Cited page

Style
Citations are available only to our active members.
Buy instant access to cite pages or passages in MLA, APA and Chicago citation styles.

(Einhorn, 1992, p. 25)

(Einhorn 25)

1. Lois J. Einhorn, Abraham Lincoln, the Orator: Penetrating the Lincoln Legend (Westport, CT: Greenwood Press, 1992), 25, http://www.questia.com/read/27419298.

Cited page

Bookmark this page
Brown v. Board of Education: Separate but Equal?
Table of contents

Table of contents

  • Title Page 3
  • Contents 5
  • One - A Girl and a Dream 7
  • Two - Civil War Legacy 19
  • Three - Separate but Not Equal 32
  • Four - Through the Court System 44
  • Five - To the Supreme Court 56
  • Six - A Momentous Decision 78
  • Seven - A New Day 92
  • Eight - Darkness and Light 109
  • Timeline 123
  • Notes 124
  • Further Information 130
  • Bibliography 133
  • Index 138
  • About the Author 143
Settings

Settings

Typeface
Text size Smaller Larger Reset View mode
Search within

Search within this book

Look up

Look up a word

  • Dictionary
  • Thesaurus
Please submit a word or phrase above.
Print this page

Print this page

Why can't I print more than one page at a time?

Help
Full screen
/ 144

matching results for page

    Questia reader help

    How to highlight and cite specific passages

    1. Click or tap the first word you want to select.
    2. Click or tap the last word you want to select, and you’ll see everything in between get selected.
    3. You’ll then get a menu of options like creating a highlight or a citation from that passage of text.

    OK, got it!

    Cited passage

    Style
    Citations are available only to our active members.
    Buy instant access to cite pages or passages in MLA, APA and Chicago citation styles.

    "Portraying himself as an honest, ordinary person helped Lincoln identify with his audiences." (Einhorn, 1992, p. 25).

    "Portraying himself as an honest, ordinary person helped Lincoln identify with his audiences." (Einhorn 25)

    "Portraying himself as an honest, ordinary person helped Lincoln identify with his audiences."1

    1. Lois J. Einhorn, Abraham Lincoln, the Orator: Penetrating the Lincoln Legend (Westport, CT: Greenwood Press, 1992), 25, http://www.questia.com/read/27419298.

    Cited passage

    Thanks for trying Questia!

    Please continue trying out our research tools, but please note, full functionality is available only to our active members.

    Your work will be lost once you leave this Web page.

    Buy instant access to save your work.

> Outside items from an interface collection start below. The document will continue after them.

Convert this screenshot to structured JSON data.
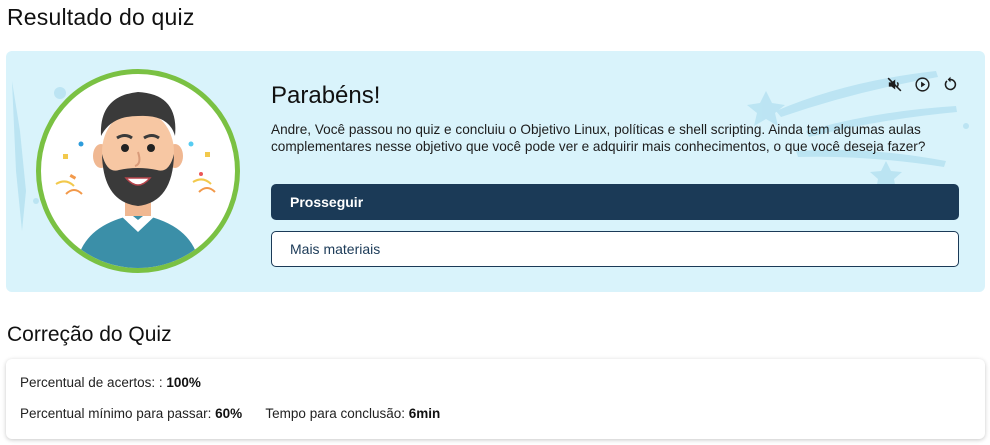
{
  "page_title": "Resultado do quiz",
  "result": {
    "heading": "Parabéns!",
    "message": "Andre, Você passou no quiz e concluiu o Objetivo Linux, políticas e shell scripting. Ainda tem algumas aulas complementares nesse objetivo que você pode ver e adquirir mais conhecimentos, o que você deseja fazer?",
    "primary_button": "Prosseguir",
    "secondary_button": "Mais materiais",
    "controls": [
      {
        "icon": "mute-icon"
      },
      {
        "icon": "play-circle-icon"
      },
      {
        "icon": "replay-icon"
      }
    ]
  },
  "correction": {
    "title": "Correção do Quiz",
    "score_label": "Percentual de acertos: :",
    "score_value": "100%",
    "min_label": "Percentual mínimo para passar:",
    "min_value": "60%",
    "time_label": "Tempo para conclusão:",
    "time_value": "6min"
  },
  "colors": {
    "card_bg": "#d9f3fb",
    "primary": "#1b3a57",
    "ring": "#7ac143"
  }
}
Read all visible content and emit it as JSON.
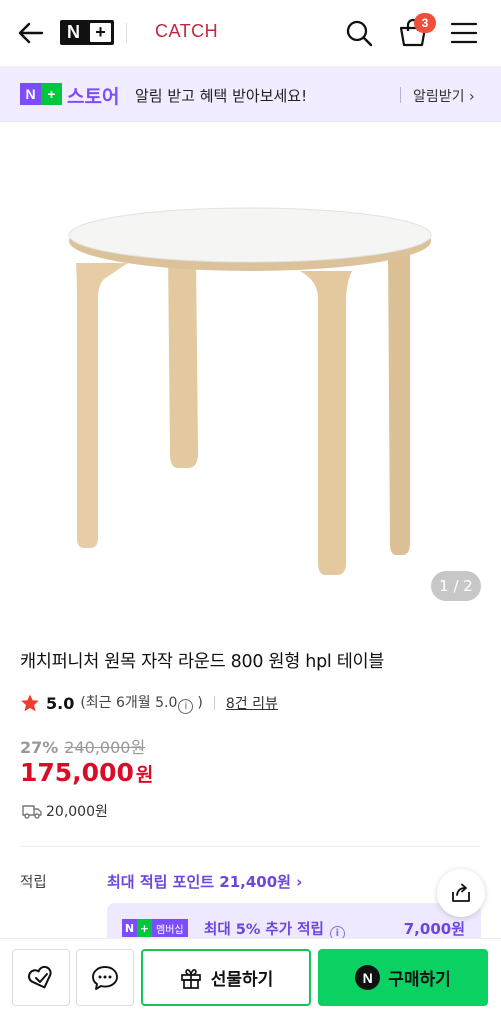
{
  "header": {
    "logo_n": "N",
    "logo_plus": "+",
    "brand": "CATCH",
    "cart_count": "3"
  },
  "notice": {
    "badge_n": "N",
    "badge_plus": "+",
    "store_label": "스토어",
    "message": "알림 받고 혜택 받아보세요!",
    "link": "알림받기 ›"
  },
  "gallery": {
    "counter": "1 / 2"
  },
  "product": {
    "title": "캐치퍼니처 원목 자작 라운드 800 원형 hpl 테이블",
    "rating_score": "5.0",
    "rating_recent": "(최근 6개월 5.0",
    "rating_recent_close": ")",
    "info_icon": "i",
    "review_link": "8건 리뷰",
    "discount_rate": "27%",
    "original_price": "240,000원",
    "price": "175,000",
    "currency": "원",
    "shipping_fee": "20,000원"
  },
  "points": {
    "label": "적립",
    "max_points": "최대 적립 포인트 21,400원 ›",
    "membership_badge_n": "N",
    "membership_badge_plus": "+",
    "membership_badge_text": "멤버십",
    "membership_text": "최대 5% 추가 적립",
    "membership_amount": "7,000원"
  },
  "bottom_bar": {
    "gift_label": "선물하기",
    "buy_label": "구매하기",
    "buy_n": "N"
  },
  "colors": {
    "accent_purple": "#7c4dff",
    "naver_green": "#0bd162",
    "price_red": "#d80d26",
    "brand_red": "#c2273a"
  }
}
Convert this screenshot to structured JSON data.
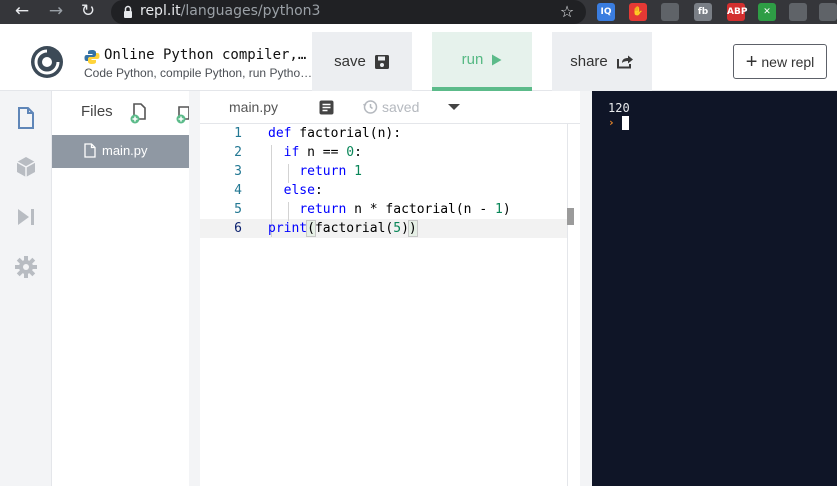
{
  "browser": {
    "url_host": "repl.it",
    "url_path": "/languages/python3",
    "extensions": [
      {
        "name": "iq-extension-icon",
        "label": "IQ",
        "color": "#3a7de0"
      },
      {
        "name": "adblocker-hand-icon",
        "label": "✋",
        "color": "#e53935"
      },
      {
        "name": "bird-extension-icon",
        "label": "",
        "color": "#5f6368"
      },
      {
        "name": "fb-extension-icon",
        "label": "fb",
        "color": "#7a7f86"
      },
      {
        "name": "abp-extension-icon",
        "label": "ABP",
        "color": "#d32f2f"
      },
      {
        "name": "green-extension-icon",
        "label": "✕",
        "color": "#2e9d45"
      },
      {
        "name": "broom-extension-icon",
        "label": "",
        "color": "#5f6368"
      },
      {
        "name": "globe-extension-icon",
        "label": "",
        "color": "#5f6368"
      }
    ]
  },
  "header": {
    "title": "Online Python compiler,…",
    "subtitle": "Code Python, compile Python, run Pytho…",
    "save_label": "save",
    "run_label": "run",
    "share_label": "share",
    "new_repl_label": "new repl"
  },
  "files": {
    "heading": "Files",
    "items": [
      {
        "name": "main.py"
      }
    ]
  },
  "editor": {
    "tab_label": "main.py",
    "saved_label": "saved",
    "line_numbers": [
      "1",
      "2",
      "3",
      "4",
      "5",
      "6"
    ]
  },
  "console": {
    "output": "120"
  },
  "colors": {
    "run_accent": "#5cbb8a",
    "console_bg": "#0f1527",
    "prompt": "#f18b2b",
    "file_selected": "#8f98a3"
  }
}
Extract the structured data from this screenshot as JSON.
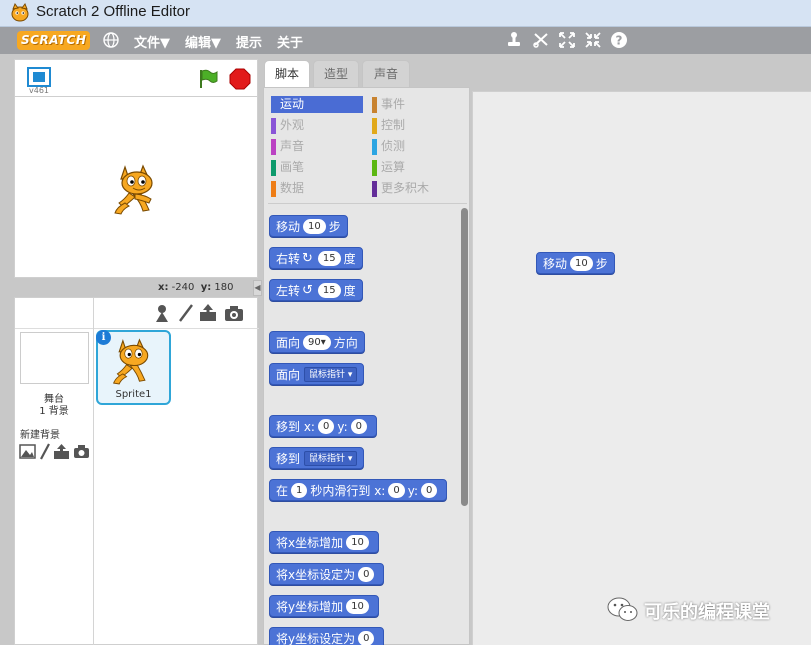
{
  "window": {
    "title": "Scratch 2 Offline Editor"
  },
  "menubar": {
    "logo": "SCRATCH",
    "items": [
      "文件▼",
      "编辑▼",
      "提示",
      "关于"
    ]
  },
  "stage": {
    "version": "v461",
    "coords_x_label": "x:",
    "coords_x": "-240",
    "coords_y_label": "y:",
    "coords_y": "180"
  },
  "sprites": {
    "stage_label": "舞台",
    "stage_backdrops": "1 背景",
    "new_backdrop": "新建背景",
    "sprite_name": "Sprite1"
  },
  "tabs": [
    "脚本",
    "造型",
    "声音"
  ],
  "categories": {
    "left": [
      "运动",
      "外观",
      "声音",
      "画笔",
      "数据"
    ],
    "right": [
      "事件",
      "控制",
      "侦测",
      "运算",
      "更多积木"
    ],
    "colors_left": [
      "#4a6cd4",
      "#8a55d7",
      "#bb42c3",
      "#0e9a6c",
      "#ee7d16"
    ],
    "colors_right": [
      "#c88330",
      "#e1a91a",
      "#2ca5e2",
      "#5cb712",
      "#632d99"
    ]
  },
  "blocks": {
    "move": {
      "label": "移动",
      "value": "10",
      "unit": "步"
    },
    "turn_right": {
      "label": "右转",
      "value": "15",
      "unit": "度"
    },
    "turn_left": {
      "label": "左转",
      "value": "15",
      "unit": "度"
    },
    "point_dir": {
      "label": "面向",
      "value": "90▾",
      "unit": "方向"
    },
    "point_toward": {
      "label": "面向",
      "dropdown": "鼠标指针 ▾"
    },
    "goto_xy": {
      "label": "移到 x:",
      "x": "0",
      "y_label": "y:",
      "y": "0"
    },
    "goto": {
      "label": "移到",
      "dropdown": "鼠标指针 ▾"
    },
    "glide": {
      "label": "在",
      "secs": "1",
      "mid": "秒内滑行到 x:",
      "x": "0",
      "y_label": "y:",
      "y": "0"
    },
    "change_x": {
      "label": "将x坐标增加",
      "value": "10"
    },
    "set_x": {
      "label": "将x坐标设定为",
      "value": "0"
    },
    "change_y": {
      "label": "将y坐标增加",
      "value": "10"
    },
    "set_y": {
      "label": "将y坐标设定为",
      "value": "0"
    }
  },
  "script": {
    "move": {
      "label": "移动",
      "value": "10",
      "unit": "步"
    }
  },
  "watermark": "可乐的编程课堂"
}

    Already a member? Log in now.

    Author Advanced search

    Oops!

    An unknown error has occurred. Please click the button below to reload the page. If the problem persists, please try again in a little while.